The farmers’ strike in Maharashtra entered the second day on Friday hitting supply of vegetables, milk and fruits in the state. Farmers, who have launched an agitation to press for their demands including a loan waiver, blocked trucks carrying supplies on the second consecutive day. Most agricultural produce market committee (APMC) markets wore a desolate look for the second day today.
While the supply in cities like Mumbai, Thane and Pune has not been disrupted yet, traders predict that the supply from production centres across the state would be affected if the strike continued. According to sources in Navi Mumbai APMC, though milk supply to the state capital largely remained unaffected, the number of vehicles transporting vegetables went down in fear of backlash from farmers.
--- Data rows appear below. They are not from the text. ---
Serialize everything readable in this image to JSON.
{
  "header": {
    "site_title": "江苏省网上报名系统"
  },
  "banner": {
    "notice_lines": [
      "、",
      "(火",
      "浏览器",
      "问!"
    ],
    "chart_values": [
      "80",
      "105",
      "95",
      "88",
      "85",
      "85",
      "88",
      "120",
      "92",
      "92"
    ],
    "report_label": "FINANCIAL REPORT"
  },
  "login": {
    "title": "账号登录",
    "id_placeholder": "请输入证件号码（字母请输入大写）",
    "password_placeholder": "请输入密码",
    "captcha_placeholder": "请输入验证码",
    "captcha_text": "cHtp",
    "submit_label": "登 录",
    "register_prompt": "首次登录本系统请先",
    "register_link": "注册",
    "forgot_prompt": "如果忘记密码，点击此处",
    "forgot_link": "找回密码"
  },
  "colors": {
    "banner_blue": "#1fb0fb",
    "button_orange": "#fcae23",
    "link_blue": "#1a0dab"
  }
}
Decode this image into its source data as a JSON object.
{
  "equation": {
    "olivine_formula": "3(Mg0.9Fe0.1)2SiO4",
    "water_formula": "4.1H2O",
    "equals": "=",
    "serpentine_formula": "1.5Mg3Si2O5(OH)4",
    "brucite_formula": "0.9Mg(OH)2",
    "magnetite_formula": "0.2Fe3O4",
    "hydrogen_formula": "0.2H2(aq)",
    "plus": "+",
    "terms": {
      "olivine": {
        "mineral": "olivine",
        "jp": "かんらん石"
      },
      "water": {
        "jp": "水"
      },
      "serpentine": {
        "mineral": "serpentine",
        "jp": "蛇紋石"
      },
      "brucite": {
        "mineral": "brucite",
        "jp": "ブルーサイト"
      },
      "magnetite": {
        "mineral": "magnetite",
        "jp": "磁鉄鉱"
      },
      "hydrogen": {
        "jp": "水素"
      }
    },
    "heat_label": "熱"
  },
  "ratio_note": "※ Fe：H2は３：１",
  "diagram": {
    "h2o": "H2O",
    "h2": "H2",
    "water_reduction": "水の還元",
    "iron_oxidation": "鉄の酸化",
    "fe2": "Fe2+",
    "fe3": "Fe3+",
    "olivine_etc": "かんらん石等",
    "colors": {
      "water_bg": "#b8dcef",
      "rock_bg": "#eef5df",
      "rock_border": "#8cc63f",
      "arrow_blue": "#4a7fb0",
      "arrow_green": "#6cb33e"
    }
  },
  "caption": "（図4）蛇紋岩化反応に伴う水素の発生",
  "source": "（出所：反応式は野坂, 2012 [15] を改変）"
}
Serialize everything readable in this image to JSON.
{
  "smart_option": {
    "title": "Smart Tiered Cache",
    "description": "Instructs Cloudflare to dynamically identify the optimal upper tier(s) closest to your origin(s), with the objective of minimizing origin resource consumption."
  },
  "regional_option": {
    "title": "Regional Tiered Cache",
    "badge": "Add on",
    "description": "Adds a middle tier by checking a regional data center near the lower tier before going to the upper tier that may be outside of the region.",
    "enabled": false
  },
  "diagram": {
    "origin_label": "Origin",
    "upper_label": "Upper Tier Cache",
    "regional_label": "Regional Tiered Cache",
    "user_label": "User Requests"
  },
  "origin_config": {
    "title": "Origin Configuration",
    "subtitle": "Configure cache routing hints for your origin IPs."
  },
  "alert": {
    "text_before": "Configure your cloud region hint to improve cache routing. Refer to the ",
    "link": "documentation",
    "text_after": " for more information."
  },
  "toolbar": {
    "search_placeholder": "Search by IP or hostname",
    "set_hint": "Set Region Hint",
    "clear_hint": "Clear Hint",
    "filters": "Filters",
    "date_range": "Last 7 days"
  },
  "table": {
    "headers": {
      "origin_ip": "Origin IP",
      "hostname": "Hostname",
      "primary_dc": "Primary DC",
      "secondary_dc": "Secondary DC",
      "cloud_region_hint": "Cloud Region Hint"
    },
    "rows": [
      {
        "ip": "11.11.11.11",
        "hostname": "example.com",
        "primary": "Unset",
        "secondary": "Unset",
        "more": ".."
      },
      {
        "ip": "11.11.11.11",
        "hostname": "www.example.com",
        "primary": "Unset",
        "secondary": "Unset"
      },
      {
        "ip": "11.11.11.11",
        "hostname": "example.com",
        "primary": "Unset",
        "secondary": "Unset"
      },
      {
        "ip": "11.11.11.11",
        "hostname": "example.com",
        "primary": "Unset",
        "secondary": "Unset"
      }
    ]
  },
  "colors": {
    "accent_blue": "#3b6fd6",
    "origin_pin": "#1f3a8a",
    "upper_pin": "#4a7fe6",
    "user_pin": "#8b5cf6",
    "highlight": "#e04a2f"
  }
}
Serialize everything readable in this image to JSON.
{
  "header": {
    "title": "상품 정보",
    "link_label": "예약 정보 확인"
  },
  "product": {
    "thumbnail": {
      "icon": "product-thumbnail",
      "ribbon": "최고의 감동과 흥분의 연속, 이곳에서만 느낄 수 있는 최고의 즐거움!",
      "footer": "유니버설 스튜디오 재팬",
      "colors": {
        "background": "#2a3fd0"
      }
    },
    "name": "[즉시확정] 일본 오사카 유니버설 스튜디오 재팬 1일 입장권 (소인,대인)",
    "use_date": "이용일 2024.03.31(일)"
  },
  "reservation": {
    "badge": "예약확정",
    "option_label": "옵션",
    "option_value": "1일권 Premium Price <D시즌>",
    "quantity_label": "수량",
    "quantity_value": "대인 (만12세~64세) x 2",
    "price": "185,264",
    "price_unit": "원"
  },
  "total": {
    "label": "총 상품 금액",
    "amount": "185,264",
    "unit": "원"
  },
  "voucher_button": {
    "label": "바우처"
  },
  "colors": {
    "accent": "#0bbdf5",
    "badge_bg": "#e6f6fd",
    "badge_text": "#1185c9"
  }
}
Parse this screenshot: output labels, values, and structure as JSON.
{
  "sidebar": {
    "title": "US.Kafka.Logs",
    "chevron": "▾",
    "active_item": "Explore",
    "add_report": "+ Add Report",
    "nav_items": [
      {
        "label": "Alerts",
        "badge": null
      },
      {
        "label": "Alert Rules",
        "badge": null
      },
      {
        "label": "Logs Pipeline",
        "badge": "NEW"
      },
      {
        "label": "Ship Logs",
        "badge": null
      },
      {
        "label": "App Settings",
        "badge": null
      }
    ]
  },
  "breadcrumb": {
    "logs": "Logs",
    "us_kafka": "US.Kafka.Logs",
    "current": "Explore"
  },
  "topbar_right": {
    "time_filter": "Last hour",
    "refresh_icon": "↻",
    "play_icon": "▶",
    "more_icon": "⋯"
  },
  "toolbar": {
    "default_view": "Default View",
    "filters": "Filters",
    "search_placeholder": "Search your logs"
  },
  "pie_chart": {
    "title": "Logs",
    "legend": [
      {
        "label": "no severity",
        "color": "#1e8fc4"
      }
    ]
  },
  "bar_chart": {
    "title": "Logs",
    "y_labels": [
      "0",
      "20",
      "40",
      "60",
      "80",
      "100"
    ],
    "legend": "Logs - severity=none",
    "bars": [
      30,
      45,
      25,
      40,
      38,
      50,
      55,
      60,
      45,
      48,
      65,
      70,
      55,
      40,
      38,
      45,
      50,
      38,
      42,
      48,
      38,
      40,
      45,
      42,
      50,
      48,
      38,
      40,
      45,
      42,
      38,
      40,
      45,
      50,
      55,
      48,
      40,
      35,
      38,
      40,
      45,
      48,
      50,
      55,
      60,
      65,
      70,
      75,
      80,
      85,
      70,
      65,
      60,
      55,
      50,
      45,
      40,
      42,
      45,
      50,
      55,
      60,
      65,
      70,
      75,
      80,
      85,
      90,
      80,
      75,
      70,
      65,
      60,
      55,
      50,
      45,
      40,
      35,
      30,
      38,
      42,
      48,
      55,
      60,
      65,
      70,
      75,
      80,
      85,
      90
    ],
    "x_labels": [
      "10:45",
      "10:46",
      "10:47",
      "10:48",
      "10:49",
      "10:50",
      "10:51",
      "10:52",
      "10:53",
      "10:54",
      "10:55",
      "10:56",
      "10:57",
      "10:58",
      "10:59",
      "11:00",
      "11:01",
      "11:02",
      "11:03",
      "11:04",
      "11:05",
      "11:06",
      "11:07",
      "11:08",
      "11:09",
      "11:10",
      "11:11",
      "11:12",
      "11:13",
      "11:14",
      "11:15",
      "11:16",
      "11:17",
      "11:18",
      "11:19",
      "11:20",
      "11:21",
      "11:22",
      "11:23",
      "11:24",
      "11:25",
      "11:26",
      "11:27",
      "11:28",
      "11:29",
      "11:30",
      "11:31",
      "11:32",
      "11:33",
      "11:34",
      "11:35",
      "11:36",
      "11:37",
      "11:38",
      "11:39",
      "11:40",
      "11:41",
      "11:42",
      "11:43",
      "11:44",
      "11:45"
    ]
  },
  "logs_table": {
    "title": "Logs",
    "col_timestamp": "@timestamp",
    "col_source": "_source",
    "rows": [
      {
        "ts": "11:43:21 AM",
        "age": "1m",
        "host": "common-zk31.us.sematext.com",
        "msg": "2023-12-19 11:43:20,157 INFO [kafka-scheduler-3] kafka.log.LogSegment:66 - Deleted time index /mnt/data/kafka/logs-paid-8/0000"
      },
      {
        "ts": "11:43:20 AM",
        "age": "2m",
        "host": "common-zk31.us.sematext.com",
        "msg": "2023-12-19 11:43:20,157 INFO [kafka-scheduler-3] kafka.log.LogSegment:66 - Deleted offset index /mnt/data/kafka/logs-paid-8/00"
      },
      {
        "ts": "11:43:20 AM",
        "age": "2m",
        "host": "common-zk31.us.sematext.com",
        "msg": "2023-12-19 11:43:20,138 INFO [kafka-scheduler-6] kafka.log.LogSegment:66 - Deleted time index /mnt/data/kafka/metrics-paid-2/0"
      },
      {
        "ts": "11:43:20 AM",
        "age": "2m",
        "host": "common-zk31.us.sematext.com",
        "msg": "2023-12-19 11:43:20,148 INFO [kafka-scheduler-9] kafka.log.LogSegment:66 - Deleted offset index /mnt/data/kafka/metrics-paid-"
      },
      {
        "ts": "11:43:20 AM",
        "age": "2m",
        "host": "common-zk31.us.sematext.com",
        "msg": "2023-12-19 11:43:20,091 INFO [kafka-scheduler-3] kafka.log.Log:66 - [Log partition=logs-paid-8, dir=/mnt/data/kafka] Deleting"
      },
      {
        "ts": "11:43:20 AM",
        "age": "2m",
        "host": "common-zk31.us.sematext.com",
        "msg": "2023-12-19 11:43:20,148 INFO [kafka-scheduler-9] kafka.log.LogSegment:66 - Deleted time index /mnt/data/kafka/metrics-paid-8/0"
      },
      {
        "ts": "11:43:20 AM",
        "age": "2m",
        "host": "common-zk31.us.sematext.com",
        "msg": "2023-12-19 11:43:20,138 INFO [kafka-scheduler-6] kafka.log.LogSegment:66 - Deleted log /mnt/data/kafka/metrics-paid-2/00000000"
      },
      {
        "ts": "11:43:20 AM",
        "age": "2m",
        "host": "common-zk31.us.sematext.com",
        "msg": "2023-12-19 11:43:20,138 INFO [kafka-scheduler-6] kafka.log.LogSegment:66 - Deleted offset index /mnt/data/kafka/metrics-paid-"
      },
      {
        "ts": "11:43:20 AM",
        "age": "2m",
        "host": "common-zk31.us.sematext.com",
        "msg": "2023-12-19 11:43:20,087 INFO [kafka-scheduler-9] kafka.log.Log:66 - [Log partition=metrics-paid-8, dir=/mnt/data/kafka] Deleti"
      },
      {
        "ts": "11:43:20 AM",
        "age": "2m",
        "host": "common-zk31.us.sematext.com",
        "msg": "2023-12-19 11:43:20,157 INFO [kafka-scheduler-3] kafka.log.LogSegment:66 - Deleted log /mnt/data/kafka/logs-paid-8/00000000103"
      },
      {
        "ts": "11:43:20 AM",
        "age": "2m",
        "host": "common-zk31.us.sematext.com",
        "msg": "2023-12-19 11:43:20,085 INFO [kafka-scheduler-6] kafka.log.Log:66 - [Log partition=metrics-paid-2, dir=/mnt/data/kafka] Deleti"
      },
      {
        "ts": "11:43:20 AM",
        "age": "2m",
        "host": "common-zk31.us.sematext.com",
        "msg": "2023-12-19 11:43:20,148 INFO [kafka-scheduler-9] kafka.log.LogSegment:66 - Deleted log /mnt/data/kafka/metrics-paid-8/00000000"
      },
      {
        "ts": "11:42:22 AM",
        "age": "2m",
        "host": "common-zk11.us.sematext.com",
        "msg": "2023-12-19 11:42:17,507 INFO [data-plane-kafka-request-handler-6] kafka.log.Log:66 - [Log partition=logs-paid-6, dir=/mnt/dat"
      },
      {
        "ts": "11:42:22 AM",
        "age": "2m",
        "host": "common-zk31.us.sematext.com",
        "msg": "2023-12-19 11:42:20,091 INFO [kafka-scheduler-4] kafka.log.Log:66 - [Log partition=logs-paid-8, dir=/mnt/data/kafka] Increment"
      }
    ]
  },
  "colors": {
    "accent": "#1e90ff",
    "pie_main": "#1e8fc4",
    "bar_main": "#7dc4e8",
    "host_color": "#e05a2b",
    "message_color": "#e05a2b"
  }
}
Mumbaikars may start feeling the pinch due to shortage of vegetables in a day or two while vendors in the suburbs and in Navi Mumbai have already hiked prices. People in Nashik city and the district faced hardships due to shortage of vegetables while most milk kiosks also remained closed.
The farmers have launched the agitation to press various demands including a loan waiver.
The strike, which was marred with violence on Thursday, remained by and large peaceful on Friday despite farmers blocking the road at many places.
According to sources, many operators refused to transport vegetables to Mumbai fearing protests by farmers while in Nashik district, all the 15 APMC markets remained shut today as no farmers turned up to sell their produce.
Farmers blocked parts of Mumbai-Agra highway near Nashik. They also tried to stop vehicles carrying vegetables to Pune and Gujarat, police said.
The agitators also stopped a milk tanker headed towards Gujarat from Nashik at Siddha Pimpri village late last night and emptied it on the road.
Meanwhile, the curfew imposed in Yeola town, around 70 km from Nashik, remained in force on the second day as well even as the situation was under control since this morning and no untoward incident has been reported so far, police said.
The curfew was imposed yesterday after 14 policemen were injured in stone pelting and police resorted to firing in the air.
So far, 50 people have been detained, including some farmers, for their alleged role in yesterday's incidents of stone pelting and ransacking of trucks carrying vegetables and fruits.
As the strike created a shortage of supply across Maharashtra, traders started profiteering by selling products at higher rates. Vegetables and fruits prices in Pune, Nashik and other cities soared by 40 per cent, as the supply came down by half, a Hindustan Times report said.
Traders in Pune market yard said that supply has been only 10 per cent to what used to be on normal days. Only 125 vehicles, including trucks, tempo and jeep reached the market on Friday morning, traders said, adding that usually, 1,230 vehicles come to the market daily.
“The shortage in supply of vegetables and fruits has led to a rise in prices. If the supply remains thin, prices will go up further,” said Vilas Bhujbal, wholesale trader of vegetable and fruits.
Over half a million farmers across Maharashtra, barring the coastal Konkan, have resorted to an unprecedented strike.
The farmers are demanding a complete waiver of farm loans, free electricity, appropriate remunerative prices for their produce, grants for irrigation, pension for farmers who are 60 years and above, and implementation of the M.S. Swaminathan Committee recommendations.
In Nashik, farmers are also opposing the proposed Mumbai-Nagpur 'Samruddhi Corridor' (expressway), which will require acquisition of farmland.
They continued to hold agitation, protest marches and processions at various government and APMC offices to press for their demands even as Maharashtra Chief Minister Devendra Fadnavis said talks with the farmers leaders will continue to hammer out a solution.
On Thursday, Fadnavis accused the Congress-Nationalist Congress Party combine of allegedly inciting the farmers.
Fadnavis said on Thursday that the government will not be able to waive the loans of all 1.34 crore farmers in the state and can only afford to waive the loans of only 31 lakh farmers who are outside the institutional credit system.
“It is not possible for the state to waive loans, in full, of all 1.34 crore farmers. For that, the government will have to shell out Rs 1.34 lakh crore, and this is more than the capital expenditure of the state. But, we are considering waiving loans of 31 lakh farmers who have gone out of the institutional credit system because of their unpaid loans. This comes to around Rs30,000 crore and we will spend that money to bring them back into the credit system,” Fadnavis was quoted as saying by the Hindustan Times.
He also said the state government will soon be bringing in a law which will make buying produce from farmers at prices lower than the minimum support price a crime.
“We have also received news that several milk co-operatives have refused to accept milk from farmers. We will be appointing an administrator for these co-operatives if they continue with this practice,” he said.
Social activist Anna Hazare extended his support to the strike but urged farmers to carry out their agitation peacefully without causing damage to public or private properties.
"I support the farmers' cause, but I appeal to them to carry out the agitation peacefully. I am prepared to intervene on their behalf with the government and resolve the issue," Hazare said in a statement.